▶ Required action
Once the pictures are set aside, repeat all of the data below exactly.

▶ Data extract
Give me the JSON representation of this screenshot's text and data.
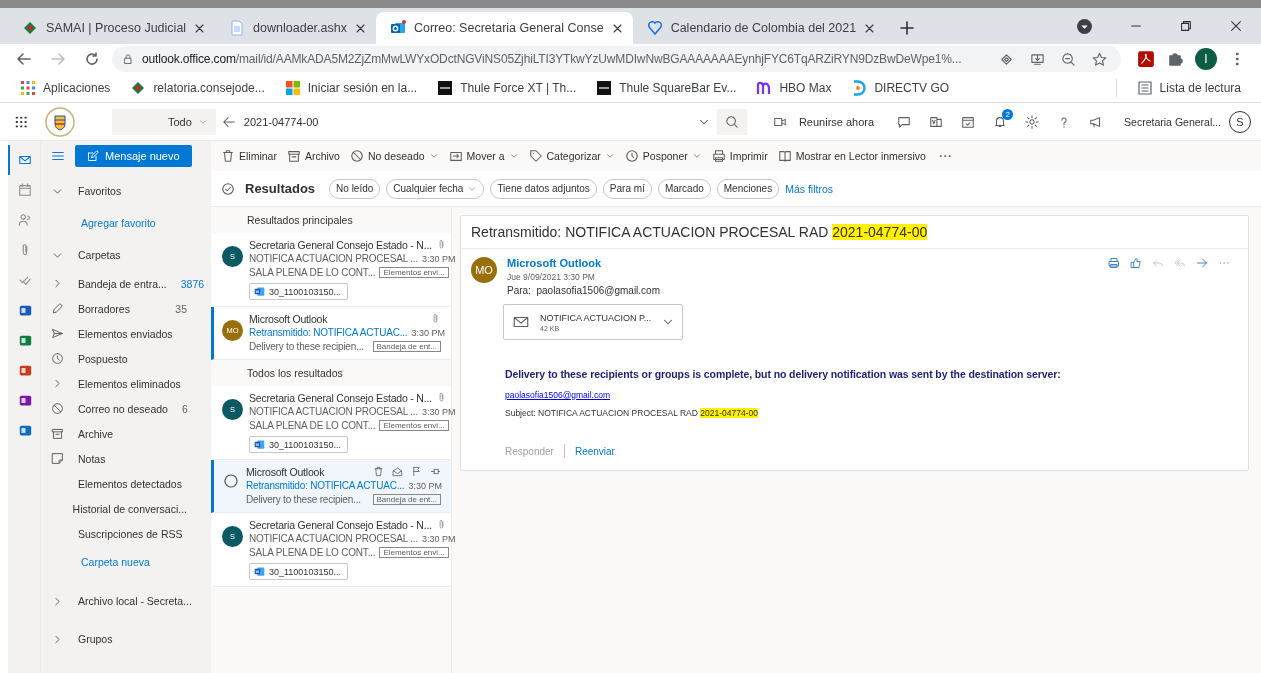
{
  "browser": {
    "tabs": [
      {
        "title": "SAMAI | Proceso Judicial",
        "kind": "samai",
        "selected": false
      },
      {
        "title": "downloader.ashx",
        "kind": "document",
        "selected": false
      },
      {
        "title": "Correo: Secretaria General Conse",
        "kind": "outlook",
        "selected": true
      },
      {
        "title": "Calendario de Colombia del 2021",
        "kind": "calendar",
        "selected": false
      }
    ],
    "url_host": "outlook.office.com",
    "url_path": "/mail/id/AAMkADA5M2ZjZmMwLWYxODctNGViNS05ZjhiLTI3YTkwYzUwMDIwNwBGAAAAAAAEynhjFYC6TqARZiRYN9DzBwDeWpe1%...",
    "profile_initial": "I",
    "bookmarks": [
      {
        "label": "Aplicaciones",
        "kind": "apps"
      },
      {
        "label": "relatoria.consejode...",
        "kind": "samai"
      },
      {
        "label": "Iniciar sesión en la...",
        "kind": "microsoft"
      },
      {
        "label": "Thule Force XT | Th...",
        "kind": "thule"
      },
      {
        "label": "Thule SquareBar Ev...",
        "kind": "thule"
      },
      {
        "label": "HBO Max",
        "kind": "hbo"
      },
      {
        "label": "DIRECTV GO",
        "kind": "directv"
      }
    ],
    "reading_list": "Lista de lectura"
  },
  "header": {
    "scope": "Todo",
    "search_value": "2021-04774-00",
    "meet_label": "Reunirse ahora",
    "notification_badge": "2",
    "account_name": "Secretaria General...",
    "account_initial": "S"
  },
  "app_rail": [
    {
      "kind": "mail",
      "selected": true
    },
    {
      "kind": "calendar",
      "selected": false
    },
    {
      "kind": "people",
      "selected": false
    },
    {
      "kind": "files",
      "selected": false
    },
    {
      "kind": "todo",
      "selected": false
    },
    {
      "kind": "word",
      "selected": false
    },
    {
      "kind": "excel",
      "selected": false
    },
    {
      "kind": "powerpoint",
      "selected": false
    },
    {
      "kind": "onenote",
      "selected": false
    },
    {
      "kind": "yammer",
      "selected": false
    }
  ],
  "new_message": "Mensaje nuevo",
  "commands": [
    {
      "label": "Eliminar",
      "kind": "trash",
      "dropdown": false
    },
    {
      "label": "Archivo",
      "kind": "archive",
      "dropdown": false
    },
    {
      "label": "No deseado",
      "kind": "ban",
      "dropdown": true
    },
    {
      "label": "Mover a",
      "kind": "move",
      "dropdown": true
    },
    {
      "label": "Categorizar",
      "kind": "tag",
      "dropdown": true
    },
    {
      "label": "Posponer",
      "kind": "clock",
      "dropdown": true
    },
    {
      "label": "Imprimir",
      "kind": "print",
      "dropdown": false
    },
    {
      "label": "Mostrar en Lector inmersivo",
      "kind": "book",
      "dropdown": false
    }
  ],
  "folder_pane": {
    "favorites": {
      "label": "Favoritos",
      "expanded": true,
      "add_link": "Agregar favorito"
    },
    "folders": {
      "label": "Carpetas",
      "expanded": true,
      "items": [
        {
          "name": "Bandeja de entra...",
          "kind": "chevron",
          "count": "3876",
          "count_highlight": true
        },
        {
          "name": "Borradores",
          "kind": "pencil",
          "count": "35",
          "count_highlight": false
        },
        {
          "name": "Elementos enviados",
          "kind": "send"
        },
        {
          "name": "Pospuesto",
          "kind": "clock"
        },
        {
          "name": "Elementos eliminados",
          "kind": "chevron"
        },
        {
          "name": "Correo no deseado",
          "kind": "ban",
          "count": "6",
          "count_highlight": false
        },
        {
          "name": "Archive",
          "kind": "archive"
        },
        {
          "name": "Notas",
          "kind": "note"
        },
        {
          "name": "Elementos detectados"
        },
        {
          "name": "Historial de conversaci..."
        },
        {
          "name": "Suscripciones de RSS"
        }
      ],
      "new_folder_link": "Carpeta nueva"
    },
    "other": [
      {
        "label": "Archivo local - Secreta...",
        "expanded": false
      },
      {
        "label": "Grupos",
        "expanded": false
      }
    ]
  },
  "message_list": {
    "heading": "Resultados",
    "filters": [
      {
        "label": "No leído",
        "dropdown": false
      },
      {
        "label": "Cualquier fecha",
        "dropdown": true
      },
      {
        "label": "Tiene datos adjuntos",
        "dropdown": false
      },
      {
        "label": "Para mí",
        "dropdown": false
      },
      {
        "label": "Marcado",
        "dropdown": false
      },
      {
        "label": "Menciones",
        "dropdown": false
      }
    ],
    "more_filters": "Más filtros",
    "groups": [
      {
        "title": "Resultados principales",
        "items": [
          {
            "sender": "Secretaria General Consejo Estado - N...",
            "initials": "S",
            "color": "#0b5a63",
            "subject": "NOTIFICA ACTUACION PROCESAL ...",
            "time": "3:30 PM",
            "preview": "SALA PLENA DE LO CONT...",
            "folder": "Elementos envi...",
            "attachment": "30_1100103150...",
            "has_attachment": true,
            "unread": false,
            "selected": false,
            "hovered": false
          },
          {
            "sender": "Microsoft Outlook",
            "initials": "MO",
            "color": "#986f0b",
            "subject": "Retransmitido: NOTIFICA ACTUAC...",
            "time": "3:30 PM",
            "preview": "Delivery to these recipien...",
            "folder": "Bandeja de ent...",
            "has_attachment": true,
            "unread": true,
            "selected": true,
            "hovered": false
          }
        ]
      },
      {
        "title": "Todos los resultados",
        "items": [
          {
            "sender": "Secretaria General Consejo Estado - N...",
            "initials": "S",
            "color": "#0b5a63",
            "subject": "NOTIFICA ACTUACION PROCESAL ...",
            "time": "3:30 PM",
            "preview": "SALA PLENA DE LO CONT...",
            "folder": "Elementos envi...",
            "attachment": "30_1100103150...",
            "has_attachment": true,
            "unread": false,
            "selected": false,
            "hovered": false
          },
          {
            "sender": "Microsoft Outlook",
            "subject": "Retransmitido: NOTIFICA ACTUAC...",
            "time": "3:30 PM",
            "preview": "Delivery to these recipien...",
            "folder": "Bandeja de ent...",
            "unread": true,
            "selected": true,
            "hovered": true
          },
          {
            "sender": "Secretaria General Consejo Estado - N...",
            "initials": "S",
            "color": "#0b5a63",
            "subject": "NOTIFICA ACTUACION PROCESAL ...",
            "time": "3:30 PM",
            "preview": "SALA PLENA DE LO CONT...",
            "folder": "Elementos envi...",
            "attachment": "30_1100103150...",
            "has_attachment": true,
            "unread": false,
            "selected": false,
            "hovered": false
          }
        ]
      }
    ]
  },
  "message": {
    "subject": "Retransmitido: NOTIFICA ACTUACION PROCESAL RAD",
    "subject_highlight": "2021-04774-00",
    "sender": "Microsoft Outlook",
    "initials": "MO",
    "date": "Jue 9/09/2021 3:30 PM",
    "to_label": "Para:",
    "to": "paolasofia1506@gmail.com",
    "actions": [
      {
        "kind": "print",
        "disabled": false
      },
      {
        "kind": "like",
        "disabled": false
      },
      {
        "kind": "reply",
        "disabled": true
      },
      {
        "kind": "reply_all",
        "disabled": true
      },
      {
        "kind": "forward",
        "disabled": false
      },
      {
        "kind": "more",
        "disabled": false
      }
    ],
    "attachment": {
      "name": "NOTIFICA ACTUACION P...",
      "size": "42 KB"
    },
    "notice": "Delivery to these recipients or groups is complete, but no delivery notification was sent by the destination server:",
    "recipient_link": "paolasofia1506@gmail.com",
    "subject_line": "Subject: NOTIFICA ACTUACION PROCESAL RAD",
    "subject_line_highlight": "2021-04774-00",
    "footer": [
      {
        "label": "Responder",
        "disabled": true
      },
      {
        "label": "Reenviar",
        "disabled": false
      }
    ]
  }
}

▶ Solved exercise
Give me the JSON representation of this screenshot's text and data.
{
  "browser": {
    "tabs": [
      {
        "title": "SAMAI | Proceso Judicial",
        "kind": "samai",
        "selected": false
      },
      {
        "title": "downloader.ashx",
        "kind": "document",
        "selected": false
      },
      {
        "title": "Correo: Secretaria General Conse",
        "kind": "outlook",
        "selected": true
      },
      {
        "title": "Calendario de Colombia del 2021",
        "kind": "calendar",
        "selected": false
      }
    ],
    "url_host": "outlook.office.com",
    "url_path": "/mail/id/AAMkADA5M2ZjZmMwLWYxODctNGViNS05ZjhiLTI3YTkwYzUwMDIwNwBGAAAAAAAEynhjFYC6TqARZiRYN9DzBwDeWpe1%...",
    "profile_initial": "I",
    "bookmarks": [
      {
        "label": "Aplicaciones",
        "kind": "apps"
      },
      {
        "label": "relatoria.consejode...",
        "kind": "samai"
      },
      {
        "label": "Iniciar sesión en la...",
        "kind": "microsoft"
      },
      {
        "label": "Thule Force XT | Th...",
        "kind": "thule"
      },
      {
        "label": "Thule SquareBar Ev...",
        "kind": "thule"
      },
      {
        "label": "HBO Max",
        "kind": "hbo"
      },
      {
        "label": "DIRECTV GO",
        "kind": "directv"
      }
    ],
    "reading_list": "Lista de lectura"
  },
  "header": {
    "scope": "Todo",
    "search_value": "2021-04774-00",
    "meet_label": "Reunirse ahora",
    "notification_badge": "2",
    "account_name": "Secretaria General...",
    "account_initial": "S"
  },
  "app_rail": [
    {
      "kind": "mail",
      "selected": true
    },
    {
      "kind": "calendar",
      "selected": false
    },
    {
      "kind": "people",
      "selected": false
    },
    {
      "kind": "files",
      "selected": false
    },
    {
      "kind": "todo",
      "selected": false
    },
    {
      "kind": "word",
      "selected": false
    },
    {
      "kind": "excel",
      "selected": false
    },
    {
      "kind": "powerpoint",
      "selected": false
    },
    {
      "kind": "onenote",
      "selected": false
    },
    {
      "kind": "yammer",
      "selected": false
    }
  ],
  "new_message": "Mensaje nuevo",
  "commands": [
    {
      "label": "Eliminar",
      "kind": "trash",
      "dropdown": false
    },
    {
      "label": "Archivo",
      "kind": "archive",
      "dropdown": false
    },
    {
      "label": "No deseado",
      "kind": "ban",
      "dropdown": true
    },
    {
      "label": "Mover a",
      "kind": "move",
      "dropdown": true
    },
    {
      "label": "Categorizar",
      "kind": "tag",
      "dropdown": true
    },
    {
      "label": "Posponer",
      "kind": "clock",
      "dropdown": true
    },
    {
      "label": "Imprimir",
      "kind": "print",
      "dropdown": false
    },
    {
      "label": "Mostrar en Lector inmersivo",
      "kind": "book",
      "dropdown": false
    }
  ],
  "folder_pane": {
    "favorites": {
      "label": "Favoritos",
      "expanded": true,
      "add_link": "Agregar favorito"
    },
    "folders": {
      "label": "Carpetas",
      "expanded": true,
      "items": [
        {
          "name": "Bandeja de entra...",
          "kind": "chevron",
          "count": "3876",
          "count_highlight": true
        },
        {
          "name": "Borradores",
          "kind": "pencil",
          "count": "35",
          "count_highlight": false
        },
        {
          "name": "Elementos enviados",
          "kind": "send"
        },
        {
          "name": "Pospuesto",
          "kind": "clock"
        },
        {
          "name": "Elementos eliminados",
          "kind": "chevron"
        },
        {
          "name": "Correo no deseado",
          "kind": "ban",
          "count": "6",
          "count_highlight": false
        },
        {
          "name": "Archive",
          "kind": "archive"
        },
        {
          "name": "Notas",
          "kind": "note"
        },
        {
          "name": "Elementos detectados"
        },
        {
          "name": "Historial de conversaci..."
        },
        {
          "name": "Suscripciones de RSS"
        }
      ],
      "new_folder_link": "Carpeta nueva"
    },
    "other": [
      {
        "label": "Archivo local - Secreta...",
        "expanded": false
      },
      {
        "label": "Grupos",
        "expanded": false
      }
    ]
  },
  "message_list": {
    "heading": "Resultados",
    "filters": [
      {
        "label": "No leído",
        "dropdown": false
      },
      {
        "label": "Cualquier fecha",
        "dropdown": true
      },
      {
        "label": "Tiene datos adjuntos",
        "dropdown": false
      },
      {
        "label": "Para mí",
        "dropdown": false
      },
      {
        "label": "Marcado",
        "dropdown": false
      },
      {
        "label": "Menciones",
        "dropdown": false
      }
    ],
    "more_filters": "Más filtros",
    "groups": [
      {
        "title": "Resultados principales",
        "items": [
          {
            "sender": "Secretaria General Consejo Estado - N...",
            "initials": "S",
            "color": "#0b5a63",
            "subject": "NOTIFICA ACTUACION PROCESAL ...",
            "time": "3:30 PM",
            "preview": "SALA PLENA DE LO CONT...",
            "folder": "Elementos envi...",
            "attachment": "30_1100103150...",
            "has_attachment": true,
            "unread": false,
            "selected": false,
            "hovered": false
          },
          {
            "sender": "Microsoft Outlook",
            "initials": "MO",
            "color": "#986f0b",
            "subject": "Retransmitido: NOTIFICA ACTUAC...",
            "time": "3:30 PM",
            "preview": "Delivery to these recipien...",
            "folder": "Bandeja de ent...",
            "has_attachment": true,
            "unread": true,
            "selected": true,
            "hovered": false
          }
        ]
      },
      {
        "title": "Todos los resultados",
        "items": [
          {
            "sender": "Secretaria General Consejo Estado - N...",
            "initials": "S",
            "color": "#0b5a63",
            "subject": "NOTIFICA ACTUACION PROCESAL ...",
            "time": "3:30 PM",
            "preview": "SALA PLENA DE LO CONT...",
            "folder": "Elementos envi...",
            "attachment": "30_1100103150...",
            "has_attachment": true,
            "unread": false,
            "selected": false,
            "hovered": false
          },
          {
            "sender": "Microsoft Outlook",
            "subject": "Retransmitido: NOTIFICA ACTUAC...",
            "time": "3:30 PM",
            "preview": "Delivery to these recipien...",
            "folder": "Bandeja de ent...",
            "unread": true,
            "selected": true,
            "hovered": true
          },
          {
            "sender": "Secretaria General Consejo Estado - N...",
            "initials": "S",
            "color": "#0b5a63",
            "subject": "NOTIFICA ACTUACION PROCESAL ...",
            "time": "3:30 PM",
            "preview": "SALA PLENA DE LO CONT...",
            "folder": "Elementos envi...",
            "attachment": "30_1100103150...",
            "has_attachment": true,
            "unread": false,
            "selected": false,
            "hovered": false
          }
        ]
      }
    ]
  },
  "message": {
    "subject": "Retransmitido: NOTIFICA ACTUACION PROCESAL RAD",
    "subject_highlight": "2021-04774-00",
    "sender": "Microsoft Outlook",
    "initials": "MO",
    "date": "Jue 9/09/2021 3:30 PM",
    "to_label": "Para:",
    "to": "paolasofia1506@gmail.com",
    "actions": [
      {
        "kind": "print",
        "disabled": false
      },
      {
        "kind": "like",
        "disabled": false
      },
      {
        "kind": "reply",
        "disabled": true
      },
      {
        "kind": "reply_all",
        "disabled": true
      },
      {
        "kind": "forward",
        "disabled": false
      },
      {
        "kind": "more",
        "disabled": false
      }
    ],
    "attachment": {
      "name": "NOTIFICA ACTUACION P...",
      "size": "42 KB"
    },
    "notice": "Delivery to these recipients or groups is complete, but no delivery notification was sent by the destination server:",
    "recipient_link": "paolasofia1506@gmail.com",
    "subject_line": "Subject: NOTIFICA ACTUACION PROCESAL RAD",
    "subject_line_highlight": "2021-04774-00",
    "footer": [
      {
        "label": "Responder",
        "disabled": true
      },
      {
        "label": "Reenviar",
        "disabled": false
      }
    ]
  }
}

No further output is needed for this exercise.